> INSTRUCTIONS FOR THE TASK:
For each line of the data below that holds "Create", copy the line.
+++ EXTRACTED RECORDS +++
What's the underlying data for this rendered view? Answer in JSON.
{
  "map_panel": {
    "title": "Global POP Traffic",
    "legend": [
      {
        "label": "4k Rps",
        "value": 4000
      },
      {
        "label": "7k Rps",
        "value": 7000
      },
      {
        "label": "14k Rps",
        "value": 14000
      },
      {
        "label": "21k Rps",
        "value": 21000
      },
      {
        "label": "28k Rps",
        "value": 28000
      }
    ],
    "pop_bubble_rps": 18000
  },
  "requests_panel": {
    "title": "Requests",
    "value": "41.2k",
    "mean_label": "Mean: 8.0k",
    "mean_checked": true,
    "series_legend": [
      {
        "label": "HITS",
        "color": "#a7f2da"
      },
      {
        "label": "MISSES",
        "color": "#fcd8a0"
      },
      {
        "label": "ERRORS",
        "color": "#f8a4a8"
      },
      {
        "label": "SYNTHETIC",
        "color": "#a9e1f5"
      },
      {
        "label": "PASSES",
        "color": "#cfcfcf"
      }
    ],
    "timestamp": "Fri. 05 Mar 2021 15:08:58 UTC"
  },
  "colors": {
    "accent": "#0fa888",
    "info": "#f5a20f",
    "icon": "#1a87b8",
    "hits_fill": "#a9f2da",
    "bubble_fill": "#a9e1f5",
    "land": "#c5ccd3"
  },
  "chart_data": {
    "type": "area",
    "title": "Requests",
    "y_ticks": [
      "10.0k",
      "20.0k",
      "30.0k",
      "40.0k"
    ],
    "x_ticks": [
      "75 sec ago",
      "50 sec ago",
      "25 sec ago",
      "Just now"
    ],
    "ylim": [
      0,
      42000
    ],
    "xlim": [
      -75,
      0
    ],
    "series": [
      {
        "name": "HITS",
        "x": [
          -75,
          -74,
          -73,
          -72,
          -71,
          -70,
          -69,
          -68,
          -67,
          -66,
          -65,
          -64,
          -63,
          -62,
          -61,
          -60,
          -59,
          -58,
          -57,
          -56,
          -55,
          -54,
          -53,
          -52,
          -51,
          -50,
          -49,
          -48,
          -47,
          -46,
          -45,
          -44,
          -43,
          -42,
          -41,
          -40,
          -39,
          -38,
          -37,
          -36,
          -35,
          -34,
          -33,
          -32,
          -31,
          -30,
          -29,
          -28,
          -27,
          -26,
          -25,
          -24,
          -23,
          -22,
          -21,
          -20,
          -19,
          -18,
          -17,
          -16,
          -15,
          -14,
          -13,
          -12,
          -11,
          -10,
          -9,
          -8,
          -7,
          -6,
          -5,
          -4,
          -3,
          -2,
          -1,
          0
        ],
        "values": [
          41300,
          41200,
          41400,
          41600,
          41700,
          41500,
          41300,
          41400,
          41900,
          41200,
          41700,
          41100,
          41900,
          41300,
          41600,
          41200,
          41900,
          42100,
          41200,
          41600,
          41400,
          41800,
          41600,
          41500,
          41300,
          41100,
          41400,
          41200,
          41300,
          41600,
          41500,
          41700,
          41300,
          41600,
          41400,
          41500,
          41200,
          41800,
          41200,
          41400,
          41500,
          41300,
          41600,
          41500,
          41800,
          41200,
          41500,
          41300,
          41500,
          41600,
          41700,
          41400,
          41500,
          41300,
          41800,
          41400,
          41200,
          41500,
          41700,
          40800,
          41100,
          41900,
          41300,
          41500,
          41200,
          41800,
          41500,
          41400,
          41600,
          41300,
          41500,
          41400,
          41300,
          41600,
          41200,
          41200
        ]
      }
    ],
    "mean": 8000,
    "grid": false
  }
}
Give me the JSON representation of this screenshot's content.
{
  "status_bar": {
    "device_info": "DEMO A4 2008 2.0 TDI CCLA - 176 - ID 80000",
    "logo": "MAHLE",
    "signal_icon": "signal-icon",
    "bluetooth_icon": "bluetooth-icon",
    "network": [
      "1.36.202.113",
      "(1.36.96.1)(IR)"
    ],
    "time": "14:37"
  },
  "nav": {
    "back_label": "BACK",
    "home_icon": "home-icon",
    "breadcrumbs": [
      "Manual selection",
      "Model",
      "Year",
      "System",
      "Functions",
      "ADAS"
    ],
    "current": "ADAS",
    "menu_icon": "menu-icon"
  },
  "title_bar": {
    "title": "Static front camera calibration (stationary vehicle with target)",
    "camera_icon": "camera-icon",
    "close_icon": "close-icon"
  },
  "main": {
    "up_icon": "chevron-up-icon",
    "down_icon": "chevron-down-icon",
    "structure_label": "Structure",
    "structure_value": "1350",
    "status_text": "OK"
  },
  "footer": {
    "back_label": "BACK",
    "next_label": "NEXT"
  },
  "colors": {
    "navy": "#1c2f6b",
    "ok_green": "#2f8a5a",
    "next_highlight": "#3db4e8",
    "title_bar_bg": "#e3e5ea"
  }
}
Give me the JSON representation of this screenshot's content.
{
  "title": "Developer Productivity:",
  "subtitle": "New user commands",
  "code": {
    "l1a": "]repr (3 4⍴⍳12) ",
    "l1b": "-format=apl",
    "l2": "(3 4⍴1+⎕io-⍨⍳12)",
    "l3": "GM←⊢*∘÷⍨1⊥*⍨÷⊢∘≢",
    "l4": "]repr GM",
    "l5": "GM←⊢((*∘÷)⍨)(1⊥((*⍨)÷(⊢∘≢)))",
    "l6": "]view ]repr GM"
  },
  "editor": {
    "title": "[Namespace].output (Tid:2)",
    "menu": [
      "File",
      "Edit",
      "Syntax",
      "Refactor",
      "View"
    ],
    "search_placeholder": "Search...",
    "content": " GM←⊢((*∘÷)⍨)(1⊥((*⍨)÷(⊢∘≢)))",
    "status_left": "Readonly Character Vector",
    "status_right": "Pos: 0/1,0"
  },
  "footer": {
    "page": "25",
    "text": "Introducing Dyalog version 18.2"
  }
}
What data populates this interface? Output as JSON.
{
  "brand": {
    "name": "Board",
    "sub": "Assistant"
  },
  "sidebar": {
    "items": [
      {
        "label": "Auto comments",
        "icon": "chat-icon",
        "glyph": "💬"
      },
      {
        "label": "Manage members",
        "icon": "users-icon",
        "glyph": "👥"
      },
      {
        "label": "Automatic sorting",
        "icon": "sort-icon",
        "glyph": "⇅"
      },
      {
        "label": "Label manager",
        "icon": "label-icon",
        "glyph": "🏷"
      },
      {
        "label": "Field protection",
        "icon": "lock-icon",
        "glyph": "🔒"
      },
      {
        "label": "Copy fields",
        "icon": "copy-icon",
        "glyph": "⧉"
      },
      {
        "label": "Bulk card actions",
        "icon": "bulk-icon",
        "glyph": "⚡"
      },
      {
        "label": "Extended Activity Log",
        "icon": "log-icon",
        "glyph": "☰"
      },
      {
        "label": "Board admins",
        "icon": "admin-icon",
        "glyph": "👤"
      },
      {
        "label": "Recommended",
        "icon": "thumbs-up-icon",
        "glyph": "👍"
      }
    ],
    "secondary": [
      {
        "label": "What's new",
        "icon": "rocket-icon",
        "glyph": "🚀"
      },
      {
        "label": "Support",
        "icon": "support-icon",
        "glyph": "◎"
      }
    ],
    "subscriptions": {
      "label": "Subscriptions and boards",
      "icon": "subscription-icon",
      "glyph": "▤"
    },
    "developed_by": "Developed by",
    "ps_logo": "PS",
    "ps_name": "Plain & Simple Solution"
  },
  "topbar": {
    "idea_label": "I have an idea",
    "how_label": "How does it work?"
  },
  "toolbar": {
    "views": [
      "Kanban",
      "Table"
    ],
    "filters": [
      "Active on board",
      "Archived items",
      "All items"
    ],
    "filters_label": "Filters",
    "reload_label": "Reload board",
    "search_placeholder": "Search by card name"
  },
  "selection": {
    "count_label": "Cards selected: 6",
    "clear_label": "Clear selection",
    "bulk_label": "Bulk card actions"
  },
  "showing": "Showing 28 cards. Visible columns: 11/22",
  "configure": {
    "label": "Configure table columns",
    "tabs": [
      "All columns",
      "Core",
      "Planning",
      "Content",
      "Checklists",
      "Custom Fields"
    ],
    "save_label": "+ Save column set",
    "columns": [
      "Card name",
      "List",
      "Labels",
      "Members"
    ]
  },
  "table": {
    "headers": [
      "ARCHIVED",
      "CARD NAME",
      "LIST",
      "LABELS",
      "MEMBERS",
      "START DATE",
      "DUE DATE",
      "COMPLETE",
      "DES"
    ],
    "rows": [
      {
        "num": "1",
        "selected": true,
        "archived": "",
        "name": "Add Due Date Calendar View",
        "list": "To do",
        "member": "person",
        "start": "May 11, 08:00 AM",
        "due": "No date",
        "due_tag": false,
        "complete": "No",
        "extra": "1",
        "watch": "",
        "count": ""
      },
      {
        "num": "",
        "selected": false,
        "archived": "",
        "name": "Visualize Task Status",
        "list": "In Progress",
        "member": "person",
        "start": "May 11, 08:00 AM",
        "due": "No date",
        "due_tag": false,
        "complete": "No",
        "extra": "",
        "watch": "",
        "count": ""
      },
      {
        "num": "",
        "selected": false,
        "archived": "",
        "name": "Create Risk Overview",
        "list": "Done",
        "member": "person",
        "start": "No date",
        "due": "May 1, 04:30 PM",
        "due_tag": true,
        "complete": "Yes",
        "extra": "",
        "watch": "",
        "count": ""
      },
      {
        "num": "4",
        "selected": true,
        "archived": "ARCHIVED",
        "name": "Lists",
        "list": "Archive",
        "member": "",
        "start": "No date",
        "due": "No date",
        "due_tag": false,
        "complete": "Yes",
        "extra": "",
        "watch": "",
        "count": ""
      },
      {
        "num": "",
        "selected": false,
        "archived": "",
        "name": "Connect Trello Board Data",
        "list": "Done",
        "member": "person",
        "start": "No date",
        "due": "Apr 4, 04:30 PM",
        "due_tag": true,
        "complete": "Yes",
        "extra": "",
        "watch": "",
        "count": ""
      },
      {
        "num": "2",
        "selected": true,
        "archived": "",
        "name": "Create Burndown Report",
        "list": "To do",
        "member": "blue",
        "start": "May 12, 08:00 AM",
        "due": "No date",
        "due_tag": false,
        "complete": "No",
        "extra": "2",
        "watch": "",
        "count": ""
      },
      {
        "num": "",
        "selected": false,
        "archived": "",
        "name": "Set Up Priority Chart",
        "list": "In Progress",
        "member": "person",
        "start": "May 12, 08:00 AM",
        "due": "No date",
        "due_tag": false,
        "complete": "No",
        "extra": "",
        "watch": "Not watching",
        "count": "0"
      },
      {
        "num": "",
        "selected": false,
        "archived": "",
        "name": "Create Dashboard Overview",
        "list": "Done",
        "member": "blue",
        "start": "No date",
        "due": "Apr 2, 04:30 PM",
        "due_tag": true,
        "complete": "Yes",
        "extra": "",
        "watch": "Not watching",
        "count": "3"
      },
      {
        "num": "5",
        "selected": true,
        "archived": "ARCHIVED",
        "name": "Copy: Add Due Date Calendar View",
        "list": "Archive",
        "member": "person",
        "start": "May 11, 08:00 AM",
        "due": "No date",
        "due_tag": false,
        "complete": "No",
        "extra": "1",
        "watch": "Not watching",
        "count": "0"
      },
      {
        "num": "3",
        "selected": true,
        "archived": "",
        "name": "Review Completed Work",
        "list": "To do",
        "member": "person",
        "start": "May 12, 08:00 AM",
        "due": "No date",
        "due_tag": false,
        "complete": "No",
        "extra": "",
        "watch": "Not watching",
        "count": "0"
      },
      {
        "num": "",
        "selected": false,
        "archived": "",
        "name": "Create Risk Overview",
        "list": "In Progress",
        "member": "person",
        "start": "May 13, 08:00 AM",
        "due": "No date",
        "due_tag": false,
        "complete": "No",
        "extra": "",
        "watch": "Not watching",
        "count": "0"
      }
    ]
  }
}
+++
> RESPONSE AREA:
        "name": "Create Risk Overview",
        "name": "Create Burndown Report",
        "name": "Create Dashboard Overview",
        "name": "Create Risk Overview",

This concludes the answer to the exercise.